:: WORK ORDER ::
Return all lines in the data where the string "familia" can be found.

:: SOURCE INFORMATION ::
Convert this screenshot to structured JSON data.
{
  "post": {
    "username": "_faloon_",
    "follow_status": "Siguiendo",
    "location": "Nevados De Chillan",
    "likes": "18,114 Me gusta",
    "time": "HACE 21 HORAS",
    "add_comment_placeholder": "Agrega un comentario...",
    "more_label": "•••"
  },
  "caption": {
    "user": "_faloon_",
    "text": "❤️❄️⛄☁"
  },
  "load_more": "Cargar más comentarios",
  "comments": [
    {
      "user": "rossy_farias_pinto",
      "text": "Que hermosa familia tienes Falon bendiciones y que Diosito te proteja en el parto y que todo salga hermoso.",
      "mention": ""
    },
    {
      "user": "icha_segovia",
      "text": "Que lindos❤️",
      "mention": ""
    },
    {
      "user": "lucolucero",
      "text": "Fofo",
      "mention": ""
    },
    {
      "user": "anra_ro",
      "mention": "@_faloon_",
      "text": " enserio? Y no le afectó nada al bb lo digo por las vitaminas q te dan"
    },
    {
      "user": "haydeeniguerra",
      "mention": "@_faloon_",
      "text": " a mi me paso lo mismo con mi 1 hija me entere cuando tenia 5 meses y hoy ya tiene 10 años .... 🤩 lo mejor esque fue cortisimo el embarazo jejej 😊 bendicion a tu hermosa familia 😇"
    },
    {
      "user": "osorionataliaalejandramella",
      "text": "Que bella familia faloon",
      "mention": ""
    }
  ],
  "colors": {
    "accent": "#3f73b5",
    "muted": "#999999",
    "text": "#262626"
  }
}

:: TASK ANSWER ::
      "text": "Que hermosa familia tienes Falon bendiciones y que Diosito te proteja en el parto y que todo salga hermoso.",
      "text": " a mi me paso lo mismo con mi 1 hija me entere cuando tenia 5 meses y hoy ya tiene 10 años .... 🤩 lo mejor esque fue cortisimo el embarazo jejej 😊 bendicion a tu hermosa familia 😇"
      "text": "Que bella familia faloon",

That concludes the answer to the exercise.